--- START ---

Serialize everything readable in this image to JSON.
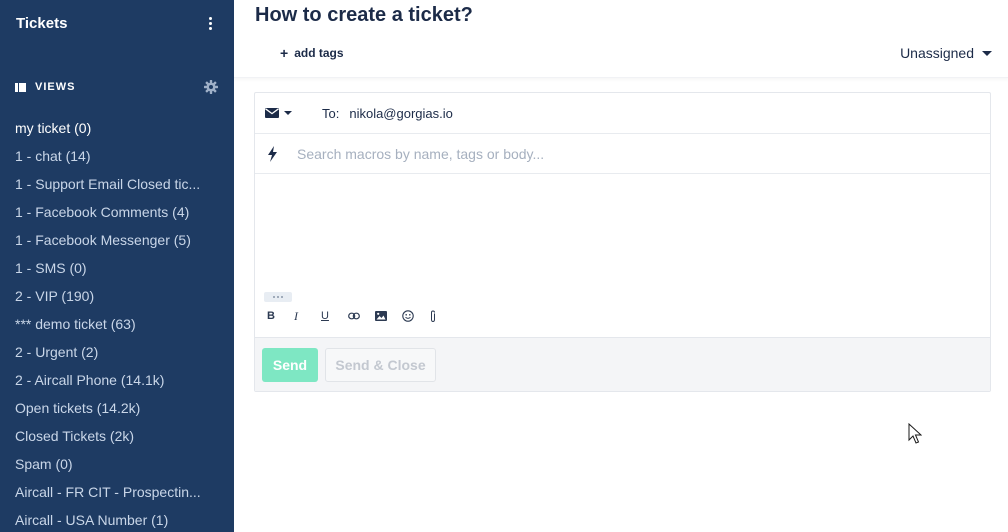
{
  "sidebar": {
    "title": "Tickets",
    "views_label": "VIEWS",
    "items": [
      {
        "label": "my ticket (0)",
        "active": true
      },
      {
        "label": "1 - chat (14)"
      },
      {
        "label": "1 - Support Email Closed tic..."
      },
      {
        "label": "1 - Facebook Comments (4)"
      },
      {
        "label": "1 - Facebook Messenger (5)"
      },
      {
        "label": "1 - SMS (0)"
      },
      {
        "label": "2 - VIP (190)"
      },
      {
        "label": "*** demo ticket (63)"
      },
      {
        "label": "2 - Urgent (2)"
      },
      {
        "label": "2 - Aircall Phone (14.1k)"
      },
      {
        "label": "Open tickets (14.2k)"
      },
      {
        "label": "Closed Tickets (2k)"
      },
      {
        "label": "Spam (0)"
      },
      {
        "label": "Aircall - FR CIT - Prospectin..."
      },
      {
        "label": "Aircall - USA Number (1)"
      }
    ]
  },
  "header": {
    "title": "How to create a ticket?",
    "add_tags": "add tags",
    "assignee": "Unassigned"
  },
  "composer": {
    "to_label": "To:",
    "to_value": "nikola@gorgias.io",
    "macro_placeholder": "Search macros by name, tags or body...",
    "send_label": "Send",
    "send_close_label": "Send & Close"
  },
  "colors": {
    "sidebar_bg": "#1e3b63",
    "send_button": "#7ee7c3",
    "text_dark": "#1c2b48"
  },
  "icons": {
    "sidebar_menu": "kebab-icon",
    "views": "views-list-icon",
    "views_settings": "gear-icon",
    "add_tags": "plus-icon",
    "assignee_dropdown": "chevron-down-icon",
    "channel": "envelope-icon",
    "macros": "lightning-bolt-icon",
    "toolbar": [
      "bold-icon",
      "italic-icon",
      "underline-icon",
      "link-icon",
      "image-icon",
      "emoji-icon",
      "attachment-icon"
    ]
  }
}
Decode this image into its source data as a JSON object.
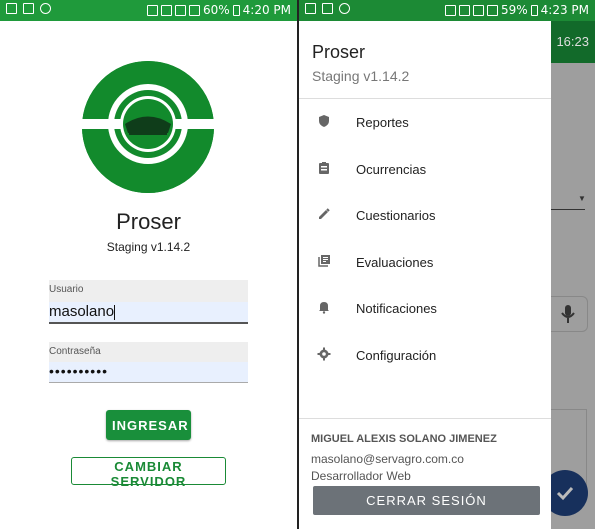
{
  "left_status": {
    "left_icons": "",
    "battery": "60%",
    "time": "4:20 PM"
  },
  "right_status": {
    "battery": "59%",
    "time": "4:23 PM"
  },
  "login": {
    "title": "Proser",
    "version": "Staging v1.14.2",
    "username_label": "Usuario",
    "username_value": "masolano",
    "password_label": "Contraseña",
    "password_value": "••••••••••",
    "login_button": "INGRESAR",
    "change_server_button": "CAMBIAR SERVIDOR"
  },
  "background_app": {
    "clock": "16:23"
  },
  "drawer": {
    "title": "Proser",
    "version": "Staging v1.14.2",
    "items": [
      {
        "label": "Reportes",
        "icon": "shield-icon"
      },
      {
        "label": "Ocurrencias",
        "icon": "clipboard-icon"
      },
      {
        "label": "Cuestionarios",
        "icon": "pencil-icon"
      },
      {
        "label": "Evaluaciones",
        "icon": "library-icon"
      },
      {
        "label": "Notificaciones",
        "icon": "bell-icon"
      },
      {
        "label": "Configuración",
        "icon": "gear-icon"
      }
    ],
    "user": {
      "name": "MIGUEL ALEXIS SOLANO JIMENEZ",
      "email": "masolano@servagro.com.co",
      "role": "Desarrollador Web"
    },
    "logout_button": "CERRAR SESIÓN"
  },
  "colors": {
    "primary_green": "#198f3b",
    "status_green": "#1f9a3b",
    "drawer_button": "#6c7278",
    "fab": "#17305c"
  }
}
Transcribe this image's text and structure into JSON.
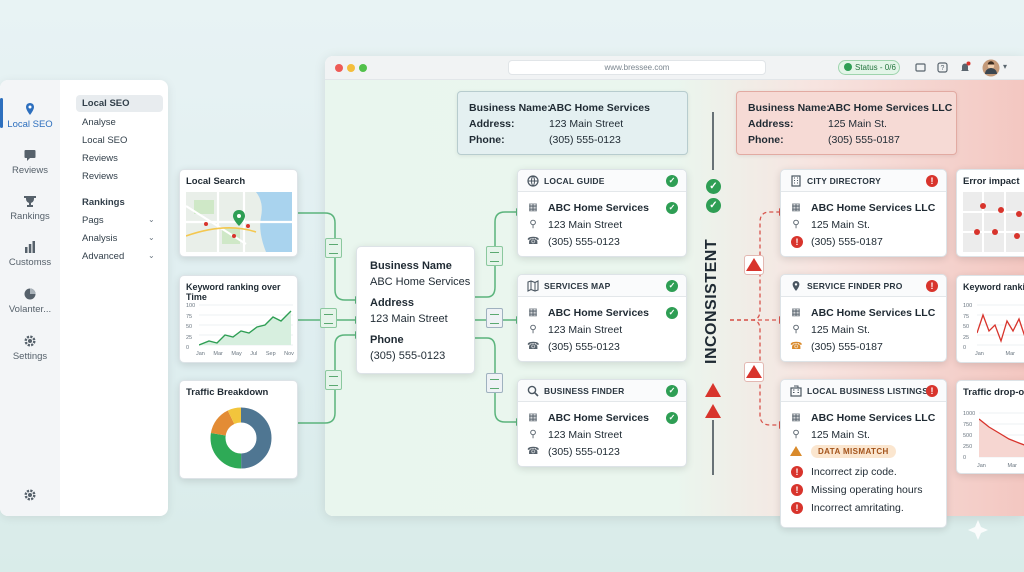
{
  "sidebar": {
    "icons": [
      {
        "label": "Local SEO",
        "icon": "location-pin-icon"
      },
      {
        "label": "Reviews",
        "icon": "chat-icon"
      },
      {
        "label": "Rankings",
        "icon": "trophy-icon"
      },
      {
        "label": "Customss",
        "icon": "bar-chart-icon"
      },
      {
        "label": "Volanter...",
        "icon": "pie-chart-icon"
      },
      {
        "label": "Settings",
        "icon": "gear-icon"
      }
    ],
    "menu": {
      "selected": "Local SEO",
      "items1": [
        "Analyse",
        "Local SEO",
        "Reviews",
        "Reviews"
      ],
      "header2": "Rankings",
      "items2": [
        "Pags",
        "Analysis",
        "Advanced"
      ]
    }
  },
  "browser": {
    "url": "www.bressee.com",
    "status": "Status - 0/6"
  },
  "widgets": {
    "local_search": "Local Search",
    "keyword_ranking": {
      "title": "Keyword ranking over Time",
      "y_ticks": [
        "100",
        "75",
        "50",
        "25",
        "0"
      ],
      "x_ticks": [
        "Jan",
        "Mar",
        "May",
        "Jul",
        "Sep",
        "Nov"
      ]
    },
    "traffic": {
      "title": "Traffic Breakdown"
    }
  },
  "source_card": {
    "name_label": "Business Name",
    "name": "ABC Home Services",
    "address_label": "Address",
    "address": "123 Main Street",
    "phone_label": "Phone",
    "phone": "(305) 555-0123"
  },
  "consistent_banner": {
    "name_label": "Business Name:",
    "name": "ABC Home Services",
    "address_label": "Address:",
    "address": "123 Main Street",
    "phone_label": "Phone:",
    "phone": "(305) 555-0123"
  },
  "inconsistent_banner": {
    "name_label": "Business Name:",
    "name": "ABC Home Services LLC",
    "address_label": "Address:",
    "address": "125 Main St.",
    "phone_label": "Phone:",
    "phone": "(305) 555-0187"
  },
  "divider_label": "INCONSISTENT",
  "listings_ok": [
    {
      "title": "LOCAL GUIDE",
      "name": "ABC Home Services",
      "address": "123 Main Street",
      "phone": "(305) 555-0123"
    },
    {
      "title": "SERVICES MAP",
      "name": "ABC Home Services",
      "address": "123 Main Street",
      "phone": "(305) 555-0123"
    },
    {
      "title": "BUSINESS FINDER",
      "name": "ABC Home Services",
      "address": "123 Main Street",
      "phone": "(305) 555-0123"
    }
  ],
  "listings_bad": [
    {
      "title": "CITY DIRECTORY",
      "name": "ABC Home Services LLC",
      "address": "125 Main St.",
      "phone": "(305) 555-0187"
    },
    {
      "title": "SERVICE FINDER PRO",
      "name": "ABC Home Services LLC",
      "address": "125 Main St.",
      "phone": "(305) 555-0187"
    },
    {
      "title": "LOCAL BUSINESS LISTINGS",
      "name": "ABC Home Services LLC",
      "address": "125 Main St.",
      "badge": "DATA MISMATCH",
      "errors": [
        "Incorrect zip code.",
        "Missing operating hours",
        "Incorrect amritating."
      ]
    }
  ],
  "right_widgets": {
    "error_impact": "Error impact",
    "keyword": {
      "title": "Keyword ranking",
      "y_ticks": [
        "100",
        "75",
        "50",
        "25",
        "0"
      ],
      "x_ticks": [
        "Jan",
        "Mar"
      ]
    },
    "traffic_drop": {
      "title": "Traffic drop-off",
      "y_ticks": [
        "1000",
        "750",
        "500",
        "250",
        "0"
      ],
      "x_ticks": [
        "Jan",
        "Mar"
      ]
    }
  },
  "colors": {
    "accent": "#2d6fbe",
    "ok": "#2e9e54",
    "error": "#d8342c"
  }
}
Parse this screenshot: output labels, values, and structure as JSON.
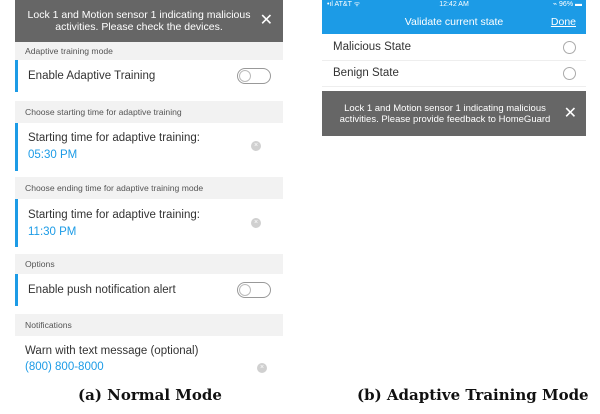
{
  "left": {
    "toast": "Lock 1 and Motion sensor 1 indicating malicious activities. Please check the devices.",
    "close_glyph": "✕",
    "sections": {
      "adaptive_mode": "Adaptive training mode",
      "starting_time": "Choose starting time for adaptive training",
      "ending_time": "Choose ending time for adaptive training mode",
      "options": "Options",
      "notifications": "Notifications"
    },
    "enable_adaptive_training": {
      "label": "Enable Adaptive Training",
      "on": false
    },
    "start_time": {
      "label": "Starting time for adaptive training:",
      "value": "05:30 PM"
    },
    "end_time": {
      "label": "Starting time for adaptive training:",
      "value": "11:30 PM"
    },
    "push_notification": {
      "label": "Enable push notification alert",
      "on": false
    },
    "text_message": {
      "label": "Warn with text message (optional)",
      "value": "(800) 800-8000"
    },
    "clear_glyph": "×",
    "caption": "(a) Normal Mode"
  },
  "right": {
    "status": {
      "carrier": "•ıl AT&T ᯤ",
      "time": "12:42 AM",
      "battery": "⌁ 96% ▬"
    },
    "nav_title": "Validate current state",
    "done": "Done",
    "options": [
      {
        "label": "Malicious State",
        "selected": false
      },
      {
        "label": "Benign State",
        "selected": false
      }
    ],
    "toast": "Lock 1 and Motion sensor 1 indicating malicious activities. Please provide feedback to HomeGuard",
    "close_glyph": "✕",
    "caption": "(b) Adaptive Training Mode"
  },
  "colors": {
    "accent": "#1c9be6",
    "toast_bg": "#666666",
    "section_bg": "#f2f2f2"
  },
  "icons": [
    "close-icon",
    "toggle-switch",
    "clear-icon",
    "radio-button",
    "wifi-icon",
    "battery-icon"
  ]
}
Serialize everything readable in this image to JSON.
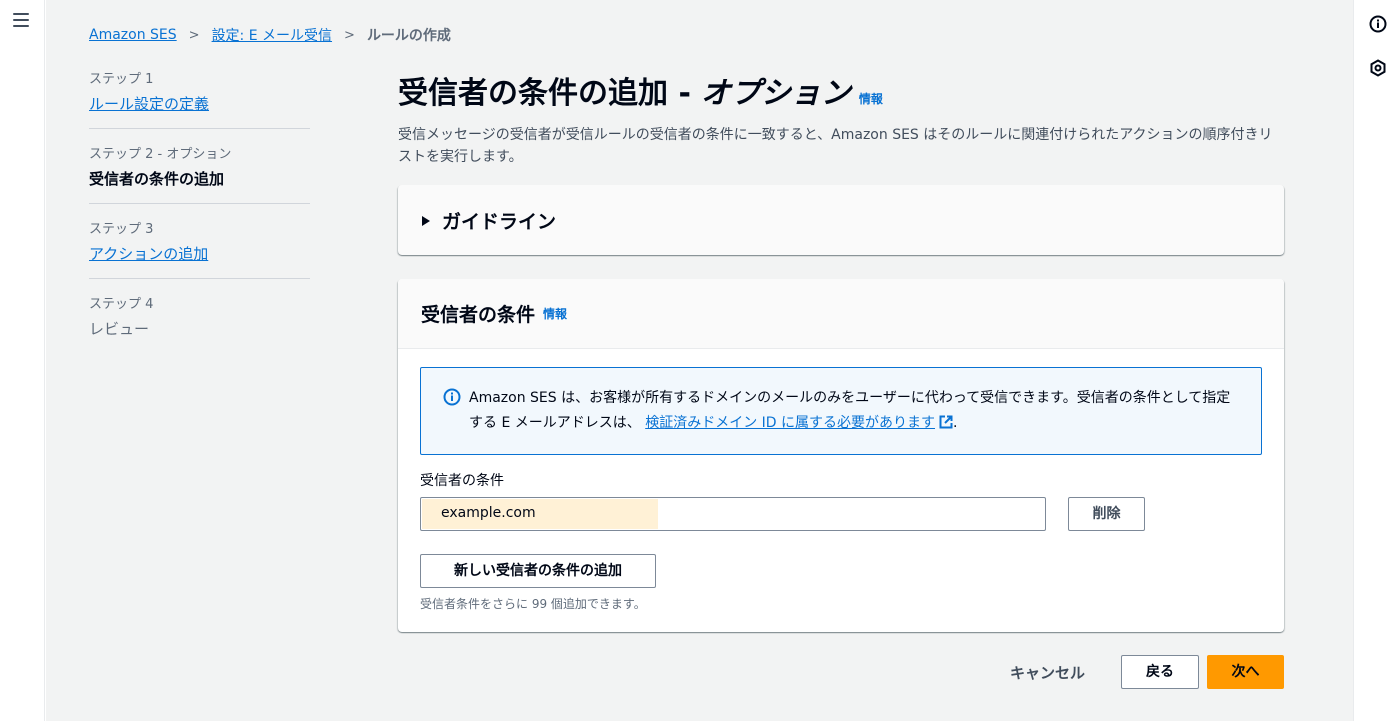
{
  "breadcrumb": {
    "items": [
      "Amazon SES",
      "設定: E メール受信"
    ],
    "current": "ルールの作成"
  },
  "steps": [
    {
      "num": "ステップ 1",
      "label": "ルール設定の定義",
      "state": "link"
    },
    {
      "num": "ステップ 2 - オプション",
      "label": "受信者の条件の追加",
      "state": "current"
    },
    {
      "num": "ステップ 3",
      "label": "アクションの追加",
      "state": "link"
    },
    {
      "num": "ステップ 4",
      "label": "レビュー",
      "state": "disabled"
    }
  ],
  "page": {
    "title": "受信者の条件の追加 -",
    "title_optional": "オプション",
    "info": "情報",
    "description": "受信メッセージの受信者が受信ルールの受信者の条件に一致すると、Amazon SES はそのルールに関連付けられたアクションの順序付きリストを実行します。"
  },
  "guide": {
    "title": "ガイドライン"
  },
  "conditions": {
    "title": "受信者の条件",
    "info": "情報",
    "alert_text": "Amazon SES は、お客様が所有するドメインのメールのみをユーザーに代わって受信できます。受信者の条件として指定する E メールアドレスは、",
    "alert_link": "検証済みドメイン ID に属する必要があります",
    "alert_end": ".",
    "field_label": "受信者の条件",
    "field_value": "example.com",
    "delete_label": "削除",
    "add_label": "新しい受信者の条件の追加",
    "hint": "受信者条件をさらに 99 個追加できます。"
  },
  "footer": {
    "cancel": "キャンセル",
    "back": "戻る",
    "next": "次へ"
  },
  "colors": {
    "accent": "#0972d3",
    "primary_button": "#ff9900",
    "background": "#f2f3f3"
  }
}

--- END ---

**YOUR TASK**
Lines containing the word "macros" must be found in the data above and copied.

**ANSWER SECTION**
    "macro_placeholder": "Search macros by name, tags or body...",
    "macros": "lightning-bolt-icon",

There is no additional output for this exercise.